“The current implementation of Apple’s authentication is not Aadhaar-compatible,” said Sanjay Swamy, who worked with the Unique Identification Authority of India and now runs venture capital firm Prime Venture Partners. “It would be terrific if Apple supported the Aadhaar authentication system,” said Mr. Swamy whose firm has backed payment technology start-ups such as Ezetap and Happay.

Two-factor authentication

Experts say that now increasingly for financial and other transactions, consumers would need to do two factor authentication.

One factor of authentication is the phone itself. The second factor of authentication is either biometric (fingerprint reader, iris scanner) or one time password (OTP) linked to biometric authentication, depending on the nature of the financial transaction.

A few start-up founders also said that a closed-source platform like Apple’s mobile operating system iOS will not allow developers to build innovations atop the Aadhaar platform. This becomes more important at a time, when the Cupertino-based firm launched a smaller, cheaper iPhone SE on Monday, aimed at making deeper inroads in emerging markets like India and China.

“There will be an issue. I can’t use this (Apple fingerprint reader) for biometric authentication unless it is authorised,” said Adhil Shetty, founder of BankBazaar.com, an online financial services start-up. The firm is investing heavily on its mobile app that will help consumers get financial products and also provide support to manage their finances. “They (Apple) will have to keep their software system open for Aadhaar.”

Sanjiv Singhal, founder of fintech start-up Scripbox said that a combination of large number of smartphones and mobile devices combined with the availability of an infrastructure like Aadhaar makes India a unique economy.

“Aadhaar is a fantastic opportunity and smartphone brands need to enable their ecosystems to make use of this seamlessly,” said Mr. Singhal.

Privacy concerns

Privacy advocates say that smartphone makers should learn from Apple, for not allowing any backdoors and not compromising on privacy and security.

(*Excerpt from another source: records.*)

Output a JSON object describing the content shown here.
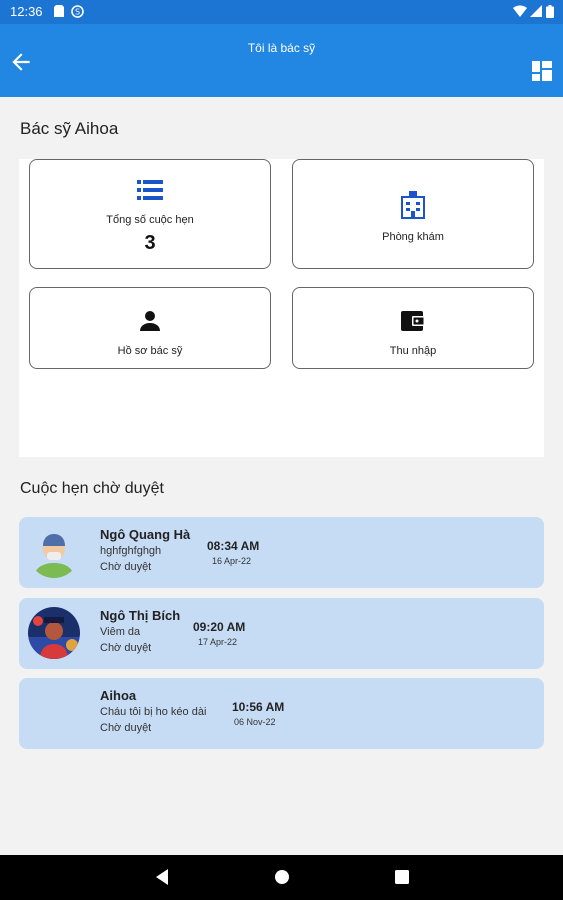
{
  "status_bar": {
    "time": "12:36"
  },
  "app_bar": {
    "title": "Tôi là bác sỹ"
  },
  "doctor": {
    "name": "Bác sỹ Aihoa"
  },
  "dashboard": {
    "total_appointments_label": "Tổng số cuộc hẹn",
    "total_appointments_value": "3",
    "clinic_label": "Phòng khám",
    "profile_label": "Hồ sơ bác sỹ",
    "income_label": "Thu nhập"
  },
  "pending": {
    "title": "Cuộc hẹn chờ duyệt",
    "items": [
      {
        "name": "Ngô Quang Hà",
        "reason": "hghfghfghgh",
        "status": "Chờ duyệt",
        "time": "08:34 AM",
        "date": "16 Apr-22"
      },
      {
        "name": "Ngô Thị Bích",
        "reason": "Viêm da",
        "status": "Chờ duyệt",
        "time": "09:20 AM",
        "date": "17 Apr-22"
      },
      {
        "name": "Aihoa",
        "reason": "Cháu tôi bị ho kéo dài",
        "status": "Chờ duyệt",
        "time": "10:56 AM",
        "date": "06 Nov-22"
      }
    ]
  },
  "colors": {
    "app_bar": "#2187e3",
    "status_bar": "#1c74d3",
    "card": "#c6dcf5",
    "icon_blue": "#1a56c9"
  }
}
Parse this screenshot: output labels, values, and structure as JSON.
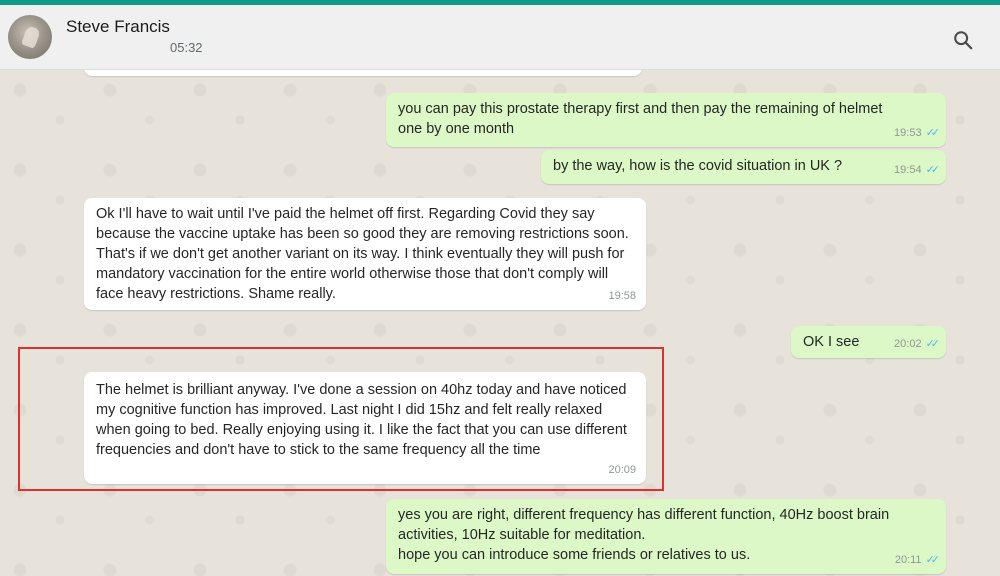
{
  "header": {
    "contact_name": "Steve Francis",
    "last_seen": "05:32"
  },
  "messages": [
    {
      "dir": "out",
      "text": "you can pay this prostate therapy first and then pay the remaining of helmet one by one month",
      "time": "19:53"
    },
    {
      "dir": "out",
      "text": "by the way, how is the covid situation in UK ?",
      "time": "19:54"
    },
    {
      "dir": "in",
      "text": "Ok I'll have to wait until I've paid the helmet off first. Regarding Covid they say because the vaccine uptake has been so good they are removing restrictions soon. That's if we don't get another variant on its way. I think eventually they will push for mandatory vaccination for the entire world otherwise those that don't comply will face heavy restrictions. Shame really.",
      "time": "19:58"
    },
    {
      "dir": "out",
      "text": "OK I see",
      "time": "20:02"
    },
    {
      "dir": "in",
      "text": "The helmet is brilliant anyway. I've done a session on 40hz today and have noticed my cognitive function has improved. Last night I did 15hz and felt really relaxed when going to bed. Really enjoying using it. I like the fact that you can use different frequencies and don't have to stick to the same frequency all the time",
      "time": "20:09"
    },
    {
      "dir": "out",
      "text": "yes you are right, different frequency has different function, 40Hz boost brain activities, 10Hz suitable for meditation.\nhope you can introduce some friends or relatives to us.",
      "time": "20:11"
    }
  ],
  "colors": {
    "accent": "#0f9b87",
    "incoming_bubble": "#ffffff",
    "outgoing_bubble": "#dcf8c6",
    "read_ticks": "#4fb6ec",
    "highlight_box": "#e02f2f"
  },
  "icons": {
    "search": "search-icon",
    "read_receipt": "double-check-icon"
  }
}
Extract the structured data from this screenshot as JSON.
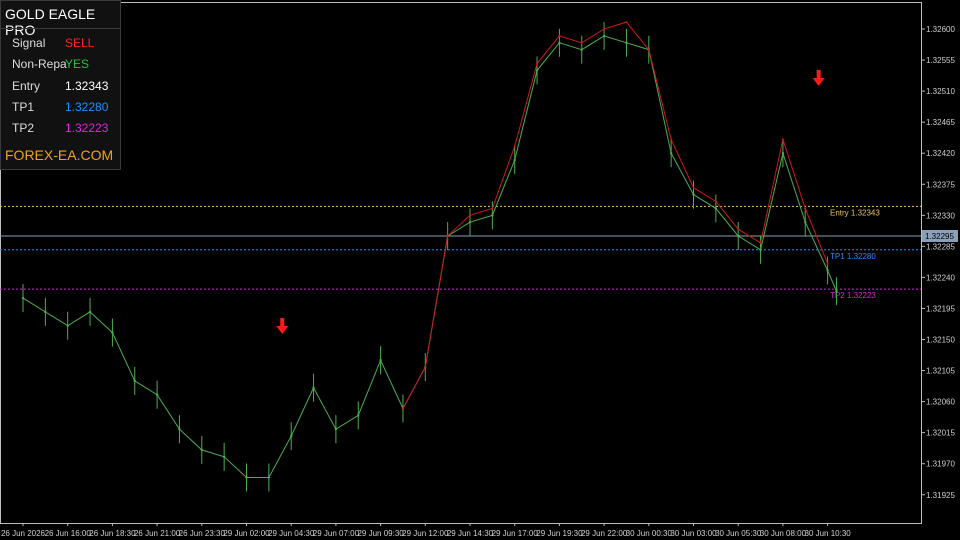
{
  "panel": {
    "title": "GOLD EAGLE PRO",
    "rows": [
      {
        "label": "Signal",
        "value": "SELL",
        "color": "#ff2020"
      },
      {
        "label": "Non-Repa",
        "value": "YES",
        "color": "#20c040"
      },
      {
        "label": "Entry",
        "value": "1.32343",
        "color": "#ffffff"
      },
      {
        "label": "TP1",
        "value": "1.32280",
        "color": "#1e90ff"
      },
      {
        "label": "TP2",
        "value": "1.32223",
        "color": "#e020e0"
      }
    ],
    "brand": "FOREX-EA.COM",
    "brand_color": "#f0a020"
  },
  "chart_data": {
    "type": "line",
    "title": "",
    "xlabel": "",
    "ylabel": "",
    "ylim": [
      1.319,
      1.3262
    ],
    "y_ticks": [
      "1.32600",
      "1.32555",
      "1.32510",
      "1.32465",
      "1.32420",
      "1.32375",
      "1.32330",
      "1.32285",
      "1.32240",
      "1.32195",
      "1.32150",
      "1.32105",
      "1.32060",
      "1.32015",
      "1.31970",
      "1.31925"
    ],
    "x_ticks": [
      "26 Jun 2026",
      "26 Jun 16:00",
      "26 Jun 18:30",
      "26 Jun 21:00",
      "26 Jun 23:30",
      "29 Jun 02:00",
      "29 Jun 04:30",
      "29 Jun 07:00",
      "29 Jun 09:30",
      "29 Jun 12:00",
      "29 Jun 14:30",
      "29 Jun 17:00",
      "29 Jun 19:30",
      "29 Jun 22:00",
      "30 Jun 00:30",
      "30 Jun 03:00",
      "30 Jun 05:30",
      "30 Jun 08:00",
      "30 Jun 10:30"
    ],
    "current_price": "1.32295",
    "price_series": {
      "color": "#4caf50",
      "x": [
        0,
        0.5,
        1,
        1.5,
        2,
        2.5,
        3,
        3.5,
        4,
        4.5,
        5,
        5.5,
        6,
        6.5,
        7,
        7.5,
        8,
        8.5,
        9,
        9.5,
        10,
        10.5,
        11,
        11.5,
        12,
        12.5,
        13,
        13.5,
        14,
        14.5,
        15,
        15.5,
        16,
        16.5,
        17,
        17.5,
        18,
        18.2
      ],
      "y": [
        1.3221,
        1.3219,
        1.3217,
        1.3219,
        1.3216,
        1.3209,
        1.3207,
        1.3202,
        1.3199,
        1.3198,
        1.3195,
        1.3195,
        1.3201,
        1.3208,
        1.3202,
        1.3204,
        1.3212,
        1.3205,
        1.3211,
        1.323,
        1.3232,
        1.3233,
        1.3241,
        1.3254,
        1.3258,
        1.3257,
        1.3259,
        1.3258,
        1.3257,
        1.3242,
        1.3236,
        1.3234,
        1.323,
        1.3228,
        1.3242,
        1.3232,
        1.3225,
        1.3222
      ]
    },
    "indicator_series": {
      "color": "#cc1a1a",
      "x": [
        8.5,
        9,
        9.5,
        10,
        10.5,
        11,
        11.5,
        12,
        12.5,
        13,
        13.5,
        14,
        14.5,
        15,
        15.5,
        16,
        16.5,
        17,
        17.5,
        18
      ],
      "y": [
        1.3205,
        1.3211,
        1.323,
        1.3233,
        1.3234,
        1.3243,
        1.3255,
        1.3259,
        1.3258,
        1.326,
        1.3261,
        1.3257,
        1.3244,
        1.3237,
        1.3235,
        1.3231,
        1.3229,
        1.3244,
        1.3234,
        1.3226
      ]
    },
    "levels": [
      {
        "label": "Entry 1.32343",
        "value": 1.32343,
        "color": "#f0c060"
      },
      {
        "label": "TP1 1.32280",
        "value": 1.3228,
        "color": "#1e90ff"
      },
      {
        "label": "TP2 1.32223",
        "value": 1.32223,
        "color": "#e020e0"
      }
    ],
    "sell_arrows": [
      {
        "x": 5.8,
        "color": "#ff1a1a"
      },
      {
        "x": 17.8,
        "color": "#ff1a1a"
      }
    ]
  }
}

It is fighting a legal battle with the U.S government that concerns whether and to what extent courts in the U.S can compel manufacturers to assist in unlocking cell phones whose contents are cryptographically protected. But technology experts said in a system like Aadhaar, there won’t be any compromises made in the security standards for capture, transmission, validation and storage of resident data.
“In any biometric authentication, the data is never allowed to be stored anywhere during the transaction,” said Mr.Swamy of Prime Venture Partners.


He is of the view that India is playing a leadership role in the biometrics security standards communities around the world. “We expect other countries and systems to also adopt what India is developing.”